First-order probabilistic languages (FOPLs) combine the expressive power of first-order logic with the uncertainty handling of probability theory. Our group aims to apply these languages to interesting real-world domains. However, as we consider FOPLs of increasing complexity, inference grows difficult; and so, when we define useful languages, we must simultaneously work on developing tractable inference algorithms.
In recent years, several families of FOPLs have been proposed, but no clear consensus has emerged about what the "right" language is, either in general, or in specific application domains. We are investigating these proposed languages with respect to expressive power, efficiency of inference, and ease of modeling.
Much of our current research is inspired by Avi Pfeffer's probabilistic relational models (PRMs), a FOPL family based on semantic networks. We have extended PRMs in several ways, most notably by removing the unique-names assumption, and thus introducing uncertainty over the number of objects present in the system.

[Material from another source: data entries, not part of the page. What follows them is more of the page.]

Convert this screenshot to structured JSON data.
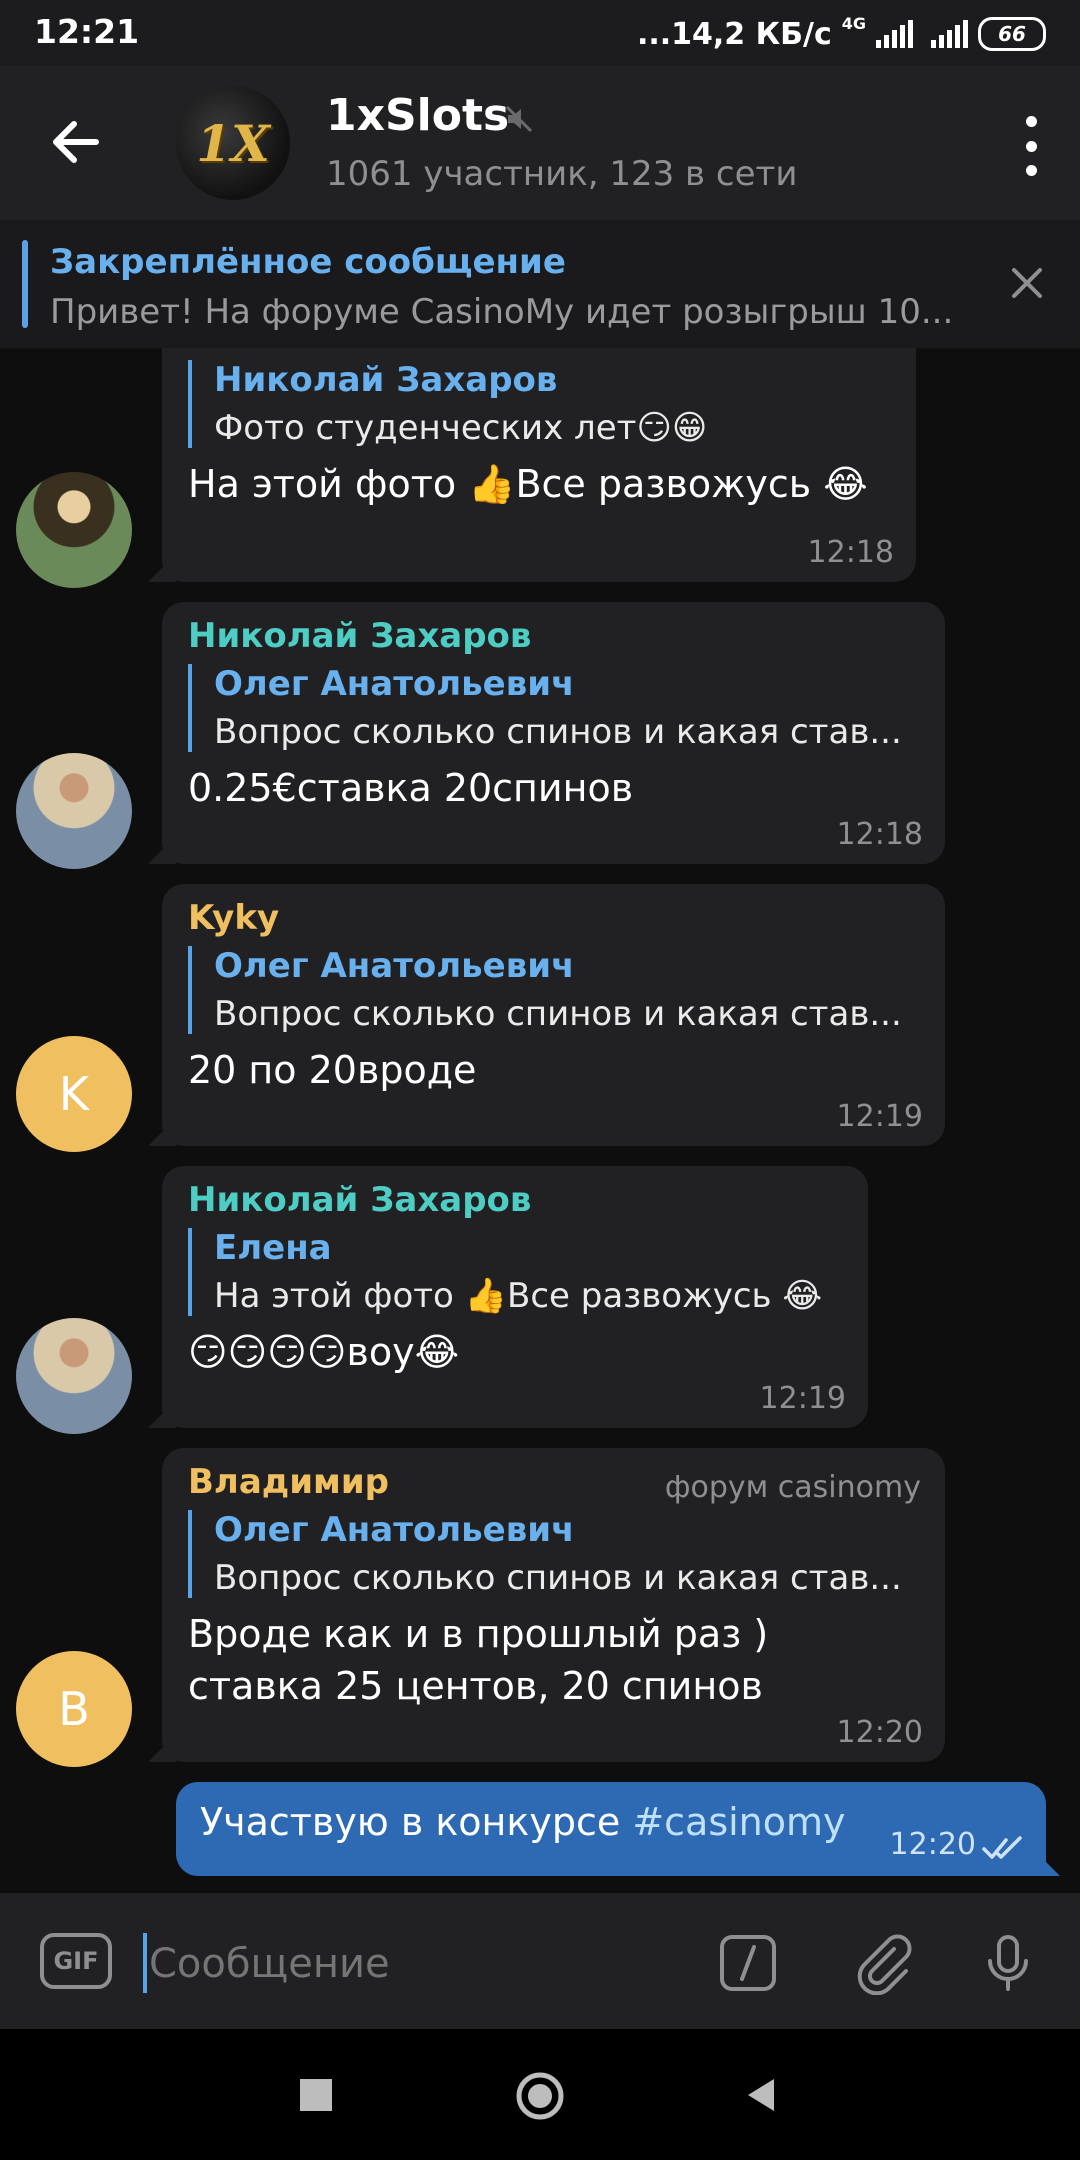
{
  "status_bar": {
    "time": "12:21",
    "network_speed": "...14,2 КБ/с",
    "network_type": "4G",
    "battery": "66"
  },
  "header": {
    "title": "1xSlots",
    "subtitle": "1061 участник, 123 в сети",
    "avatar_text": "1X"
  },
  "pinned": {
    "title": "Закреплённое сообщение",
    "text": "Привет! На форуме CasinoMy идет розыгрыш 10..."
  },
  "messages": [
    {
      "quote_name": "Николай Захаров",
      "quote_text": "Фото студенческих лет😏😁",
      "text": "На этой фото 👍Все развожусь 😂",
      "time": "12:18"
    },
    {
      "sender": "Николай Захаров",
      "sender_color": "#4ecdc4",
      "quote_name": "Олег Анатольевич",
      "quote_text": "Вопрос сколько спинов и какая став...",
      "text": "0.25€ставка 20спинов",
      "time": "12:18"
    },
    {
      "sender": "Kyky",
      "sender_color": "#f0c060",
      "avatar_letter": "K",
      "quote_name": "Олег Анатольевич",
      "quote_text": "Вопрос сколько спинов и какая став...",
      "text": "20 по 20вроде",
      "time": "12:19"
    },
    {
      "sender": "Николай Захаров",
      "sender_color": "#4ecdc4",
      "quote_name": "Елена",
      "quote_text": "На этой фото 👍Все развожусь 😂",
      "text": "😏😏😏😏воу😂",
      "time": "12:19"
    },
    {
      "sender": "Владимир",
      "sender_color": "#f0c060",
      "avatar_letter": "В",
      "tag": "форум casinomy",
      "quote_name": "Олег Анатольевич",
      "quote_text": "Вопрос сколько спинов и какая став...",
      "text_line1": "Вроде как и в прошлый раз )",
      "text_line2": "ставка 25 центов, 20 спинов",
      "time": "12:20"
    }
  ],
  "outgoing": {
    "text": "Участвую в конкурсе ",
    "hashtag": "#casinomy",
    "time": "12:20"
  },
  "input": {
    "gif_label": "GIF",
    "placeholder": "Сообщение"
  }
}
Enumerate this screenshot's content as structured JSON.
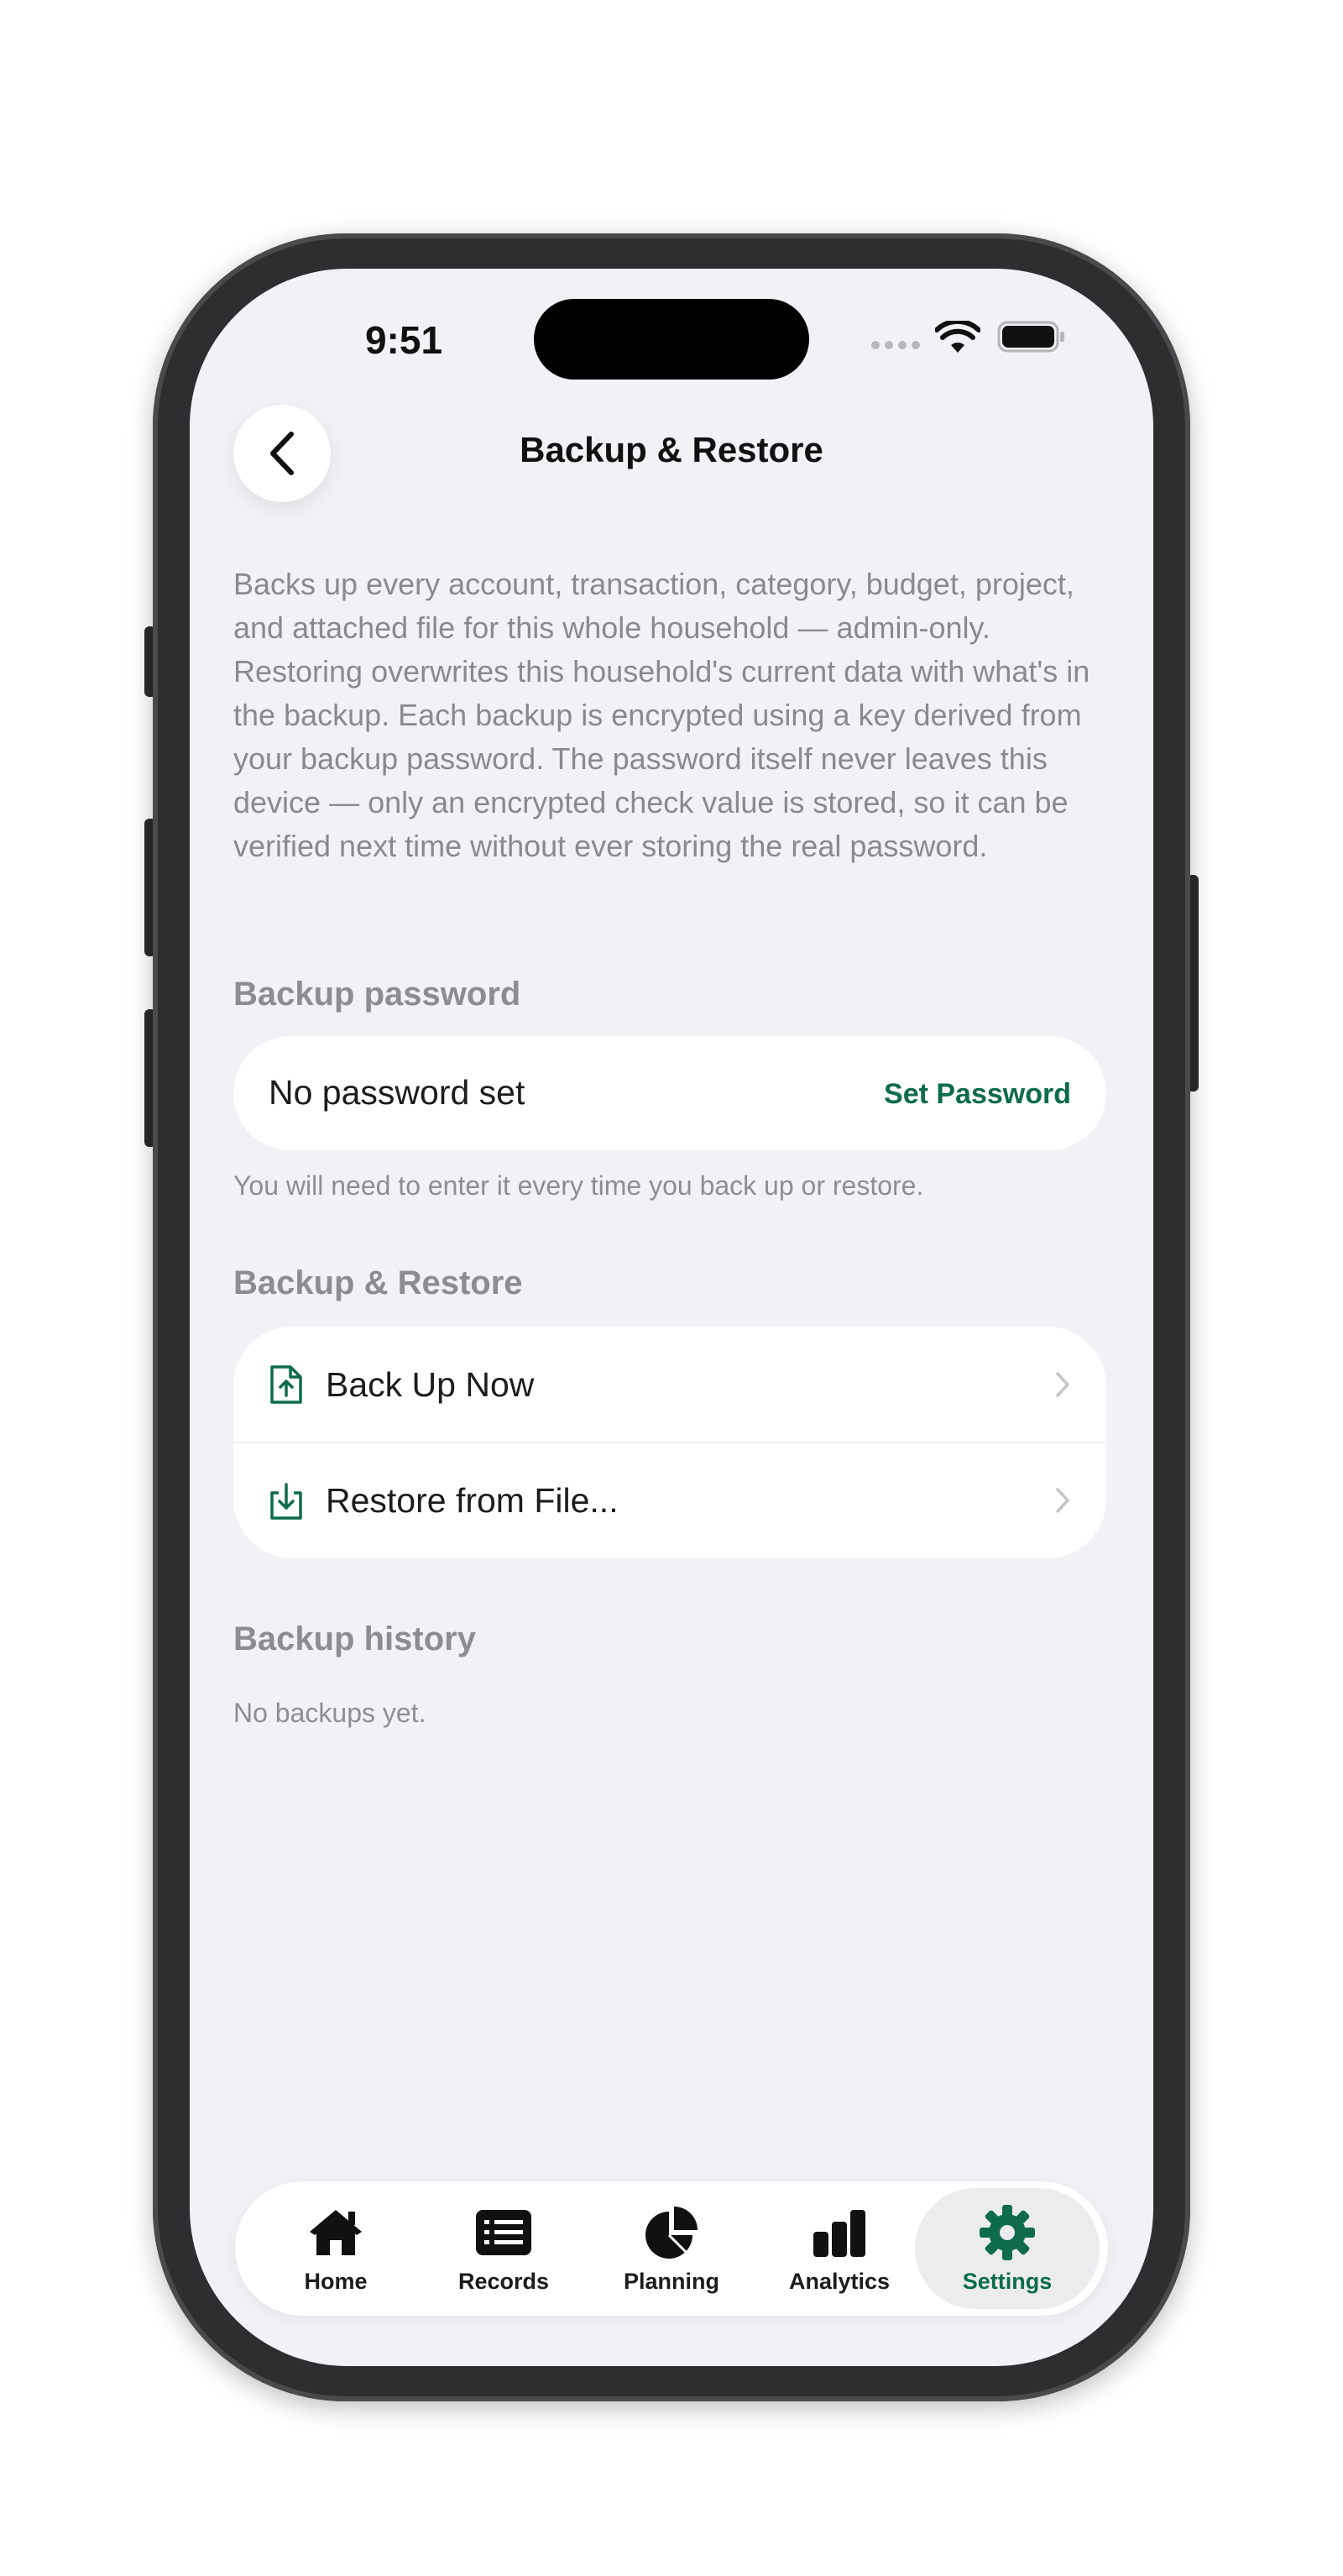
{
  "status_bar": {
    "time": "9:51"
  },
  "header": {
    "title": "Backup & Restore"
  },
  "description": "Backs up every account, transaction, category, budget, project, and attached file for this whole household — admin-only. Restoring overwrites this household's current data with what's in the backup. Each backup is encrypted using a key derived from your backup password. The password itself never leaves this device — only an encrypted check value is stored, so it can be verified next time without ever storing the real password.",
  "password_section": {
    "header": "Backup password",
    "status": "No password set",
    "action_label": "Set Password",
    "footnote": "You will need to enter it every time you back up or restore."
  },
  "backup_section": {
    "header": "Backup & Restore",
    "items": [
      {
        "label": "Back Up Now",
        "icon": "file-upload-icon"
      },
      {
        "label": "Restore from File...",
        "icon": "download-tray-icon"
      }
    ]
  },
  "history_section": {
    "header": "Backup history",
    "empty_text": "No backups yet."
  },
  "tab_bar": {
    "tabs": [
      {
        "label": "Home",
        "icon": "home-icon"
      },
      {
        "label": "Records",
        "icon": "list-icon"
      },
      {
        "label": "Planning",
        "icon": "pie-chart-icon"
      },
      {
        "label": "Analytics",
        "icon": "bar-chart-icon"
      },
      {
        "label": "Settings",
        "icon": "gear-icon"
      }
    ],
    "active": "Settings"
  },
  "colors": {
    "accent": "#0e6b4c",
    "background": "#f1f1f6",
    "secondary_text": "#8a8a8e"
  }
}
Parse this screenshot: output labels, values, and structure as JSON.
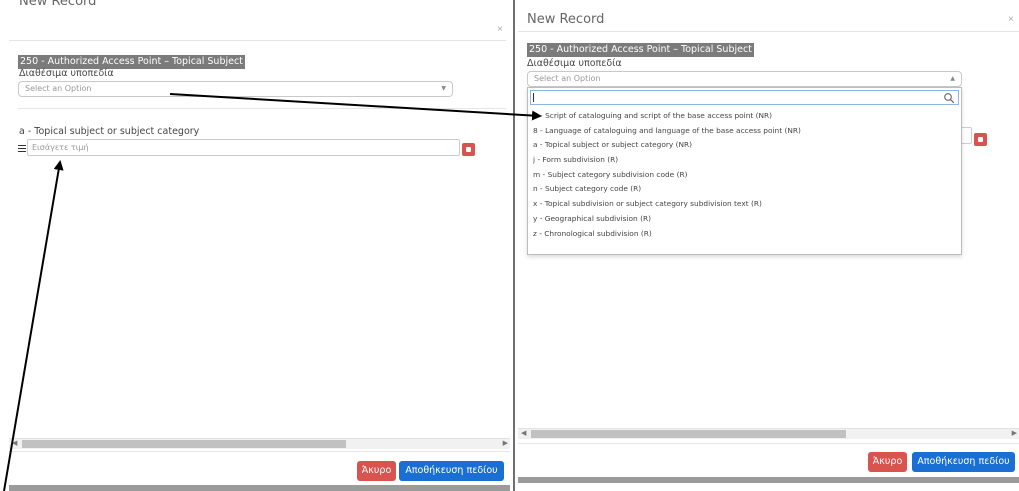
{
  "left": {
    "title": "New Record",
    "close": "×",
    "field_badge": "250 - Authorized Access Point – Topical Subject",
    "subfields_label": "Διαθέσιμα υποπεδία",
    "select_placeholder": "Select an Option",
    "select_arrow": "▼",
    "subfield_label": "a - Topical subject or subject category",
    "input_placeholder": "Εισάγετε τιμή",
    "cancel": "Άκυρο",
    "save": "Αποθήκευση πεδίου"
  },
  "right": {
    "title": "New Record",
    "close": "×",
    "field_badge": "250 - Authorized Access Point – Topical Subject",
    "subfields_label": "Διαθέσιμα υποπεδία",
    "select_placeholder": "Select an Option",
    "select_arrow": "▲",
    "cancel": "Άκυρο",
    "save": "Αποθήκευση πεδίου",
    "options": [
      "7 - Script of cataloguing and script of the base access point (NR)",
      "8 - Language of cataloguing and language of the base access point (NR)",
      "a - Topical subject or subject category (NR)",
      "j - Form subdivision (R)",
      "m - Subject category subdivision code (R)",
      "n - Subject category code (R)",
      "x - Topical subdivision or subject category subdivision text (R)",
      "y - Geographical subdivision (R)",
      "z - Chronological subdivision (R)"
    ]
  },
  "colors": {
    "cancel": "#d9534f",
    "save": "#1a6fd4",
    "badge": "#7b7b7b",
    "arrow": "#000000"
  },
  "icons": [
    "close-icon",
    "chevron-down-icon",
    "chevron-up-icon",
    "drag-handle-icon",
    "delete-icon",
    "search-icon",
    "scroll-left-icon",
    "scroll-right-icon"
  ]
}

This has permitted us to apply our work to problems such as data association (vehicle tracking), and, more recently, citation clustering. We plan to continue working on information extraction from the web, and also on problems from computational biology, such as modeling motifs in DNA sequences.
Exact inference in these domains is, in general, not tractable, and so we have developed an approximate approach based on the Markov Chain Monte Carlo algorithm, augmented by intelligent proposal distributions. We are also developing deterministic methods, in which the relational structure of the domain is used to motivate a structured variational approximation to the true posterior.